 #  Bits
3 2 1
0 0 0 0
1 0 0 1
2 0 1 0
3 0 1 1
4 1 0 0
5 1 0 1
6 1 1 0
7 1 1 1
  4 2 1
Decimal
value

Note that if for some reason you need to "flip over" the RX local oscillator / multiplier (the injection chain) to the opposite side (i.e. go from low side injection to high side or vice versa) you will discover that any digital information (dpl or data) will be inverted at the discriminator output.   This can cause problems if the decoder does not have an option for inverted DPL.   The table below may help.


Normal Inverted   Normal Inverted   Normal Inverted
023 047   223 134   445 043
025 244   225 122   446 255
026 464   226 411   452 053
031 627   243 351   454 266
032 051   244 025   455 332
036 172   245 072   462 252
043 445   246 523   464 026
047 023   251 165   465 331
051 032   252 462   466 662
053 452   255 446   503 162
054 413   261 732   506 073
065 271   263 205   516 432
071 306   265 156   523 246
072 245   266 454   526 325
073 506   271 065   532 343
074 174   274 145   546 132
114 712   306 071   565 703
115 152   311 664   606 631
116 754   315 423   612 346
122 225   325 526   624 632
125 365   331 465   627 031
131 364   332 455   631 606
132 546   343 532   632 624
134 223   346 612   654 743
143 412   351 243   662 466
145 274   356 212   664 311
152 115   364 131   703 565
155 731   365 125   712 114
156 265   371 734   723 431
162 503   411 226   731 155
165 251   412 143   732 261
172 036   413 054   734 371
174 074   423 315   743 654
205 263   431 723   754 116
212 356   432 516   - - - - - -

Back to the Motorola Index
Back to Home

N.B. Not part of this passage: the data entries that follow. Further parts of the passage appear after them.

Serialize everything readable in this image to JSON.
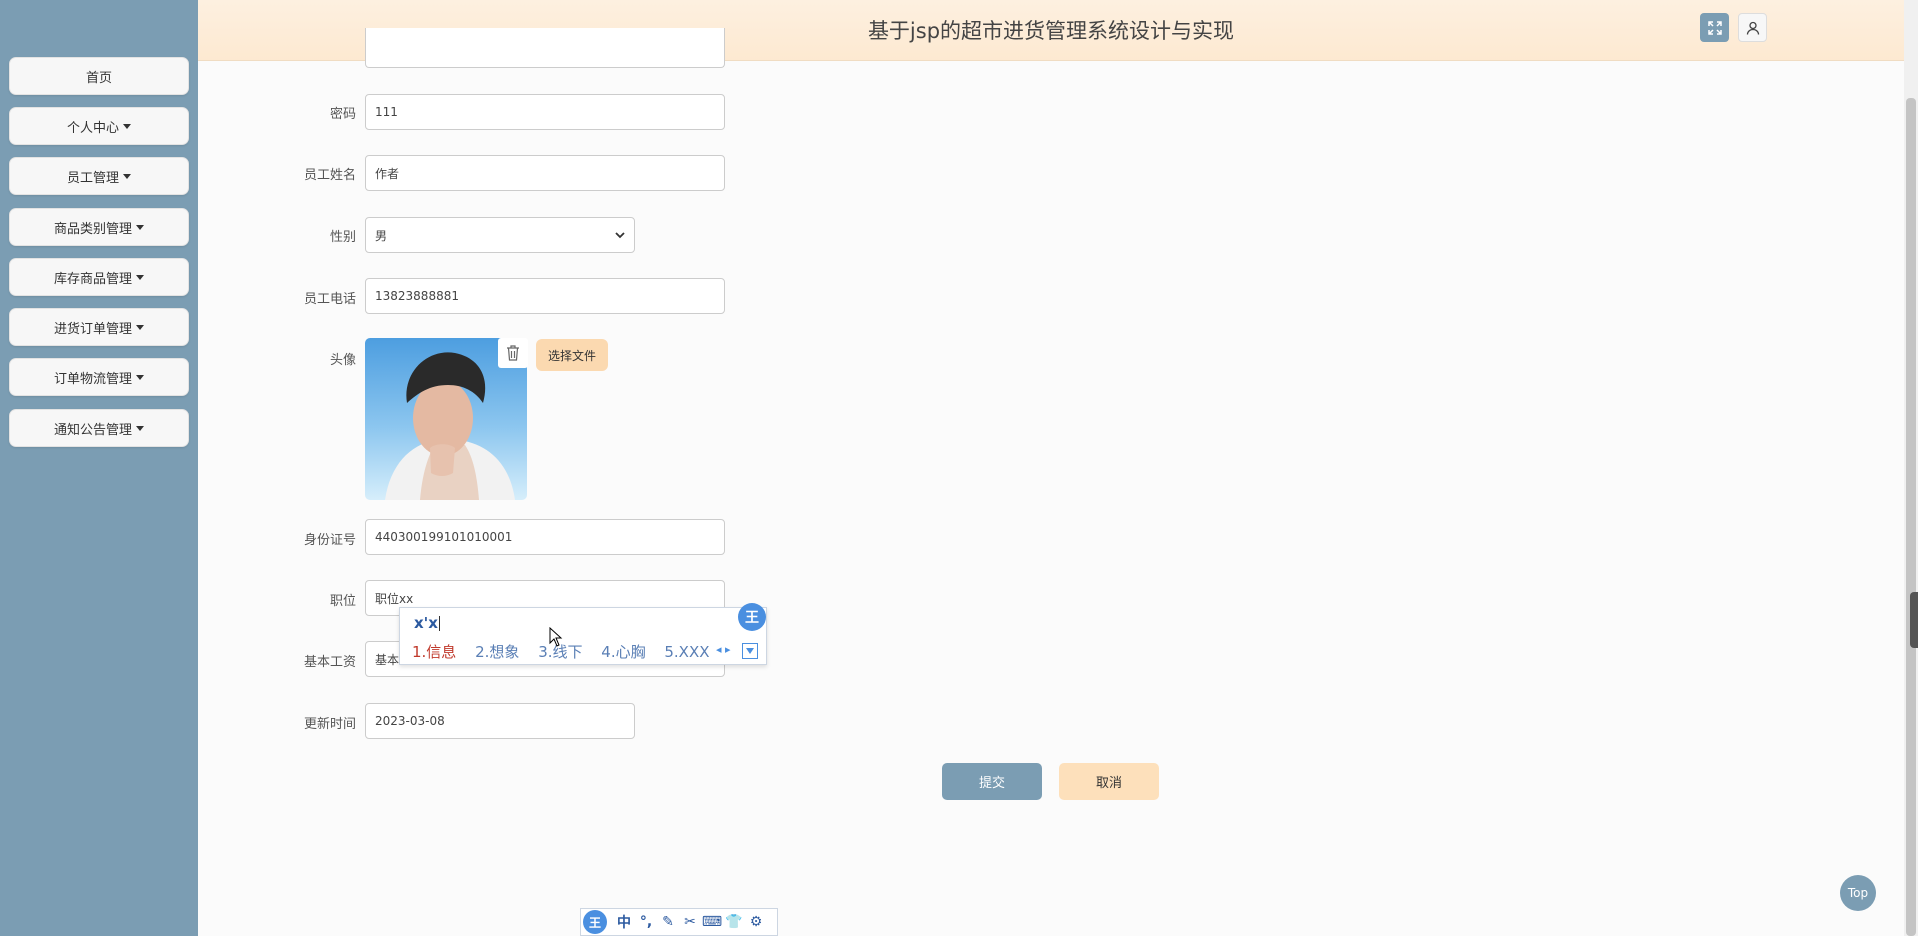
{
  "header": {
    "title": "基于jsp的超市进货管理系统设计与实现"
  },
  "sidebar": {
    "items": [
      {
        "label": "首页",
        "dropdown": false
      },
      {
        "label": "个人中心",
        "dropdown": true
      },
      {
        "label": "员工管理",
        "dropdown": true
      },
      {
        "label": "商品类别管理",
        "dropdown": true
      },
      {
        "label": "库存商品管理",
        "dropdown": true
      },
      {
        "label": "进货订单管理",
        "dropdown": true
      },
      {
        "label": "订单物流管理",
        "dropdown": true
      },
      {
        "label": "通知公告管理",
        "dropdown": true
      }
    ]
  },
  "form": {
    "password_label": "密码",
    "password_value": "111",
    "name_label": "员工姓名",
    "name_value": "作者",
    "gender_label": "性别",
    "gender_value": "男",
    "phone_label": "员工电话",
    "phone_value": "13823888881",
    "avatar_label": "头像",
    "choose_file_label": "选择文件",
    "idcard_label": "身份证号",
    "idcard_value": "440300199101010001",
    "position_label": "职位",
    "position_value": "职位xx",
    "salary_label": "基本工资",
    "salary_value": "基本",
    "update_label": "更新时间",
    "update_value": "2023-03-08",
    "submit_label": "提交",
    "cancel_label": "取消"
  },
  "ime": {
    "composition": "x'x",
    "logo": "王",
    "candidates": [
      "1.信息",
      "2.想象",
      "3.线下",
      "4.心胸",
      "5.XXX"
    ],
    "toolbar": [
      "中",
      "°,",
      "✎",
      "✂",
      "⌨",
      "👕",
      "⚙"
    ]
  },
  "top_label": "Top",
  "colors": {
    "sidebar": "#7b9db3",
    "header": "#fdebd4",
    "accent_orange": "#fbd9b0"
  }
}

This web page first posted in May of 2004.


Text © Copyright 2004 by Jerry Matthews WAØUZI and Mike Morris WA6ILQ
Layout and hand-coded HTML © Copyright 2004 Mike Morris WA6ILQ
The first (top) photo by WA6ILQ, the rest are by Jerry Matthews WAØUZI.

This web page, this web site, the information presented in and on its pages and in these modifications and conversions is © Copyrighted 1995 and (date of last update) by Kevin Custer W3KKC and multiple originating authors. All Rights Reserved, including that of paper and web publication elsewhere.